*Exercise goal*:
From the data below, report how many lines contain the word "likes", giving the number and nothing else.

Web page and app entries
----

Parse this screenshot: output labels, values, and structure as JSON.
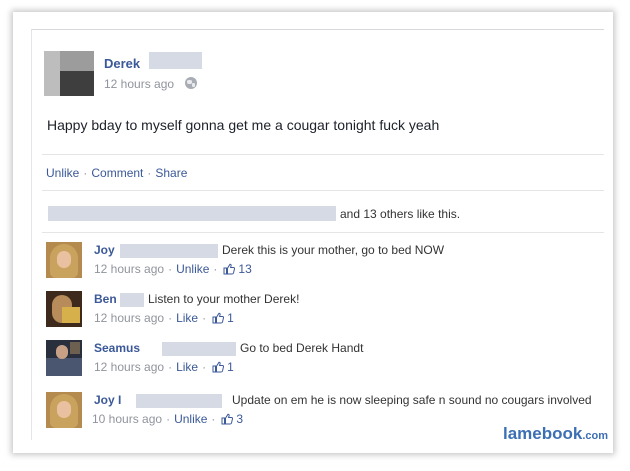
{
  "post": {
    "author": "Derek",
    "time": "12 hours ago",
    "privacy_icon": "globe-icon",
    "status": "Happy bday to myself gonna get me a cougar tonight fuck yeah"
  },
  "actions": {
    "unlike": "Unlike",
    "comment": "Comment",
    "share": "Share",
    "separator": "·"
  },
  "likes": {
    "text": "and 13 others like this."
  },
  "comments": [
    {
      "name": "Joy",
      "text": "Derek this is your mother, go to bed NOW",
      "time": "12 hours ago",
      "action": "Unlike",
      "likes": "13"
    },
    {
      "name": "Ben",
      "text": "Listen to your mother Derek!",
      "time": "12 hours ago",
      "action": "Like",
      "likes": "1"
    },
    {
      "name": "Seamus",
      "text": "Go to bed Derek Handt",
      "time": "12 hours ago",
      "action": "Like",
      "likes": "1"
    },
    {
      "name": "Joy I",
      "text": "Update on em he is now sleeping safe n sound no cougars involved",
      "time": "10 hours ago",
      "action": "Unlike",
      "likes": "3"
    }
  ],
  "watermark": {
    "main": "lamebook",
    "suffix": ".com"
  },
  "colors": {
    "link": "#3b5998",
    "meta": "#90949c",
    "text": "#1d2129",
    "watermark": "#3c6fb4"
  }
}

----

*Result for this exercise*:
5